### Data about app and page elements:
□ □ □

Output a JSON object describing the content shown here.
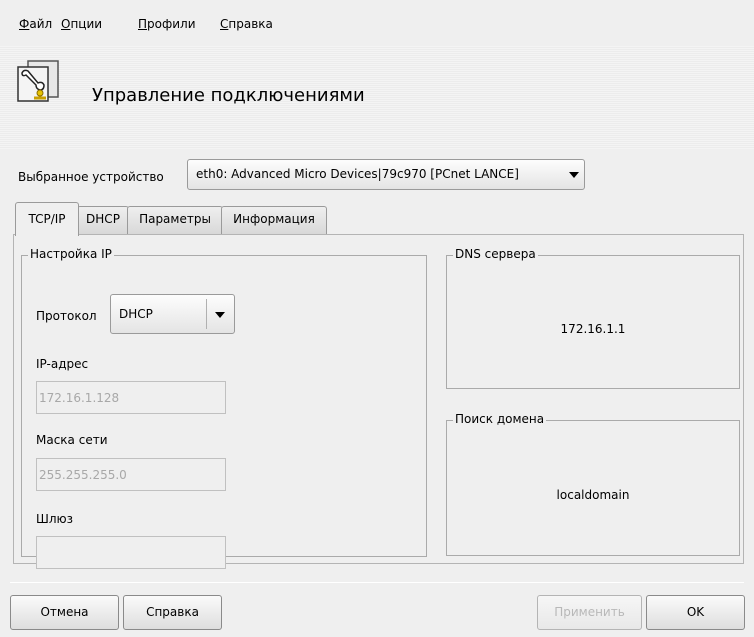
{
  "menu": {
    "file": {
      "accel": "Ф",
      "rest": "айл"
    },
    "options": {
      "accel": "О",
      "rest": "пции"
    },
    "profiles": {
      "accel": "П",
      "rest": "рофили"
    },
    "help": {
      "accel": "С",
      "rest": "правка"
    }
  },
  "header": {
    "title": "Управление подключениями",
    "icon": "network-tools-icon"
  },
  "device": {
    "label": "Выбранное устройство",
    "value": "eth0: Advanced Micro Devices|79c970 [PCnet LANCE]"
  },
  "tabs": [
    {
      "label": "TCP/IP",
      "active": true
    },
    {
      "label": "DHCP",
      "active": false
    },
    {
      "label": "Параметры",
      "active": false
    },
    {
      "label": "Информация",
      "active": false
    }
  ],
  "ip_settings": {
    "title": "Настройка IP",
    "protocol_label": "Протокол",
    "protocol_value": "DHCP",
    "ip_label": "IP-адрес",
    "ip_value": "172.16.1.128",
    "mask_label": "Маска сети",
    "mask_value": "255.255.255.0",
    "gateway_label": "Шлюз",
    "gateway_value": ""
  },
  "dns": {
    "title": "DNS сервера",
    "value": "172.16.1.1"
  },
  "domain_search": {
    "title": "Поиск домена",
    "value": "localdomain"
  },
  "buttons": {
    "cancel": "Отмена",
    "help": "Справка",
    "apply": "Применить",
    "ok": "OK"
  }
}
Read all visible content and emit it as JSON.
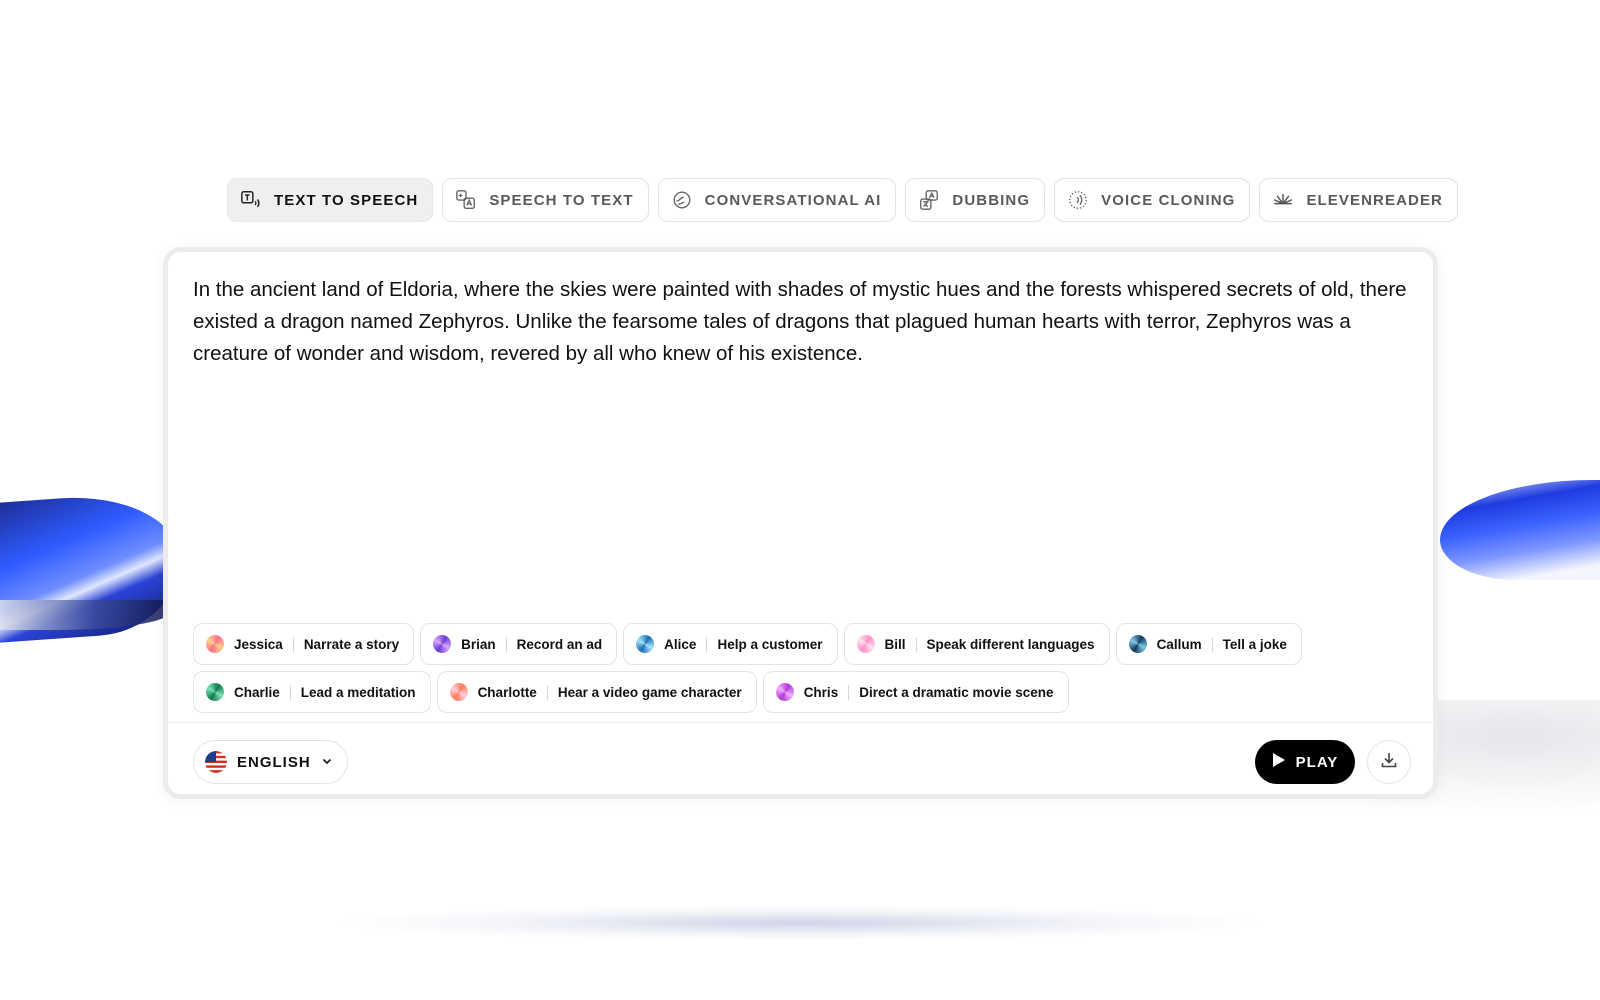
{
  "tabs": [
    {
      "label": "TEXT TO SPEECH",
      "icon": "text-to-speech-icon",
      "active": true
    },
    {
      "label": "SPEECH TO TEXT",
      "icon": "speech-to-text-icon",
      "active": false
    },
    {
      "label": "CONVERSATIONAL AI",
      "icon": "conversational-ai-icon",
      "active": false
    },
    {
      "label": "DUBBING",
      "icon": "dubbing-icon",
      "active": false
    },
    {
      "label": "VOICE CLONING",
      "icon": "voice-cloning-icon",
      "active": false
    },
    {
      "label": "ELEVENREADER",
      "icon": "elevenreader-icon",
      "active": false
    }
  ],
  "editor": {
    "text": "In the ancient land of Eldoria, where the skies were painted with shades of mystic hues and the forests whispered secrets of old, there existed a dragon named Zephyros. Unlike the fearsome tales of dragons that plagued human hearts with terror, Zephyros was a creature of wonder and wisdom, revered by all who knew of his existence."
  },
  "voices_row1": [
    {
      "name": "Jessica",
      "task": "Narrate a story",
      "color_a": "#ff6f8f",
      "color_b": "#ffd08a"
    },
    {
      "name": "Brian",
      "task": "Record an ad",
      "color_a": "#6a3fd6",
      "color_b": "#d9a6ff"
    },
    {
      "name": "Alice",
      "task": "Help a customer",
      "color_a": "#1a6fb0",
      "color_b": "#a8e3ff"
    },
    {
      "name": "Bill",
      "task": "Speak different languages",
      "color_a": "#ff8fc7",
      "color_b": "#ffe0f0"
    },
    {
      "name": "Callum",
      "task": "Tell a joke",
      "color_a": "#123a5c",
      "color_b": "#7fc7e6"
    }
  ],
  "voices_row2": [
    {
      "name": "Charlie",
      "task": "Lead a meditation",
      "color_a": "#0f7a4a",
      "color_b": "#7fe3b8"
    },
    {
      "name": "Charlotte",
      "task": "Hear a video game character",
      "color_a": "#ff7a59",
      "color_b": "#ffd0e0"
    },
    {
      "name": "Chris",
      "task": "Direct a dramatic movie scene",
      "color_a": "#b23ad6",
      "color_b": "#f0b0ff"
    }
  ],
  "language": {
    "label": "ENGLISH",
    "flag": "us-flag-icon"
  },
  "actions": {
    "play_label": "PLAY",
    "download_icon": "download-icon"
  }
}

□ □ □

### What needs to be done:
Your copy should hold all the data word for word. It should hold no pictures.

### Task output:
Output a JSON object describing the content shown here.
{
  "menu": {
    "file": {
      "accel": "Ф",
      "rest": "айл"
    },
    "options": {
      "accel": "О",
      "rest": "пции"
    },
    "profiles": {
      "accel": "П",
      "rest": "рофили"
    },
    "help": {
      "accel": "С",
      "rest": "правка"
    }
  },
  "header": {
    "title": "Управление подключениями",
    "icon": "network-tools-icon"
  },
  "device": {
    "label": "Выбранное устройство",
    "value": "eth0: Advanced Micro Devices|79c970 [PCnet LANCE]"
  },
  "tabs": [
    {
      "label": "TCP/IP",
      "active": true
    },
    {
      "label": "DHCP",
      "active": false
    },
    {
      "label": "Параметры",
      "active": false
    },
    {
      "label": "Информация",
      "active": false
    }
  ],
  "ip_settings": {
    "title": "Настройка IP",
    "protocol_label": "Протокол",
    "protocol_value": "DHCP",
    "ip_label": "IP-адрес",
    "ip_value": "172.16.1.128",
    "mask_label": "Маска сети",
    "mask_value": "255.255.255.0",
    "gateway_label": "Шлюз",
    "gateway_value": ""
  },
  "dns": {
    "title": "DNS сервера",
    "value": "172.16.1.1"
  },
  "domain_search": {
    "title": "Поиск домена",
    "value": "localdomain"
  },
  "buttons": {
    "cancel": "Отмена",
    "help": "Справка",
    "apply": "Применить",
    "ok": "OK"
  }
}
Read all visible content and emit it as JSON.
{
  "tabs": [
    {
      "label": "TEXT TO SPEECH",
      "icon": "text-to-speech-icon",
      "active": true
    },
    {
      "label": "SPEECH TO TEXT",
      "icon": "speech-to-text-icon",
      "active": false
    },
    {
      "label": "CONVERSATIONAL AI",
      "icon": "conversational-ai-icon",
      "active": false
    },
    {
      "label": "DUBBING",
      "icon": "dubbing-icon",
      "active": false
    },
    {
      "label": "VOICE CLONING",
      "icon": "voice-cloning-icon",
      "active": false
    },
    {
      "label": "ELEVENREADER",
      "icon": "elevenreader-icon",
      "active": false
    }
  ],
  "editor": {
    "text": "In the ancient land of Eldoria, where the skies were painted with shades of mystic hues and the forests whispered secrets of old, there existed a dragon named Zephyros. Unlike the fearsome tales of dragons that plagued human hearts with terror, Zephyros was a creature of wonder and wisdom, revered by all who knew of his existence."
  },
  "voices_row1": [
    {
      "name": "Jessica",
      "task": "Narrate a story",
      "color_a": "#ff6f8f",
      "color_b": "#ffd08a"
    },
    {
      "name": "Brian",
      "task": "Record an ad",
      "color_a": "#6a3fd6",
      "color_b": "#d9a6ff"
    },
    {
      "name": "Alice",
      "task": "Help a customer",
      "color_a": "#1a6fb0",
      "color_b": "#a8e3ff"
    },
    {
      "name": "Bill",
      "task": "Speak different languages",
      "color_a": "#ff8fc7",
      "color_b": "#ffe0f0"
    },
    {
      "name": "Callum",
      "task": "Tell a joke",
      "color_a": "#123a5c",
      "color_b": "#7fc7e6"
    }
  ],
  "voices_row2": [
    {
      "name": "Charlie",
      "task": "Lead a meditation",
      "color_a": "#0f7a4a",
      "color_b": "#7fe3b8"
    },
    {
      "name": "Charlotte",
      "task": "Hear a video game character",
      "color_a": "#ff7a59",
      "color_b": "#ffd0e0"
    },
    {
      "name": "Chris",
      "task": "Direct a dramatic movie scene",
      "color_a": "#b23ad6",
      "color_b": "#f0b0ff"
    }
  ],
  "language": {
    "label": "ENGLISH",
    "flag": "us-flag-icon"
  },
  "actions": {
    "play_label": "PLAY",
    "download_icon": "download-icon"
  }
}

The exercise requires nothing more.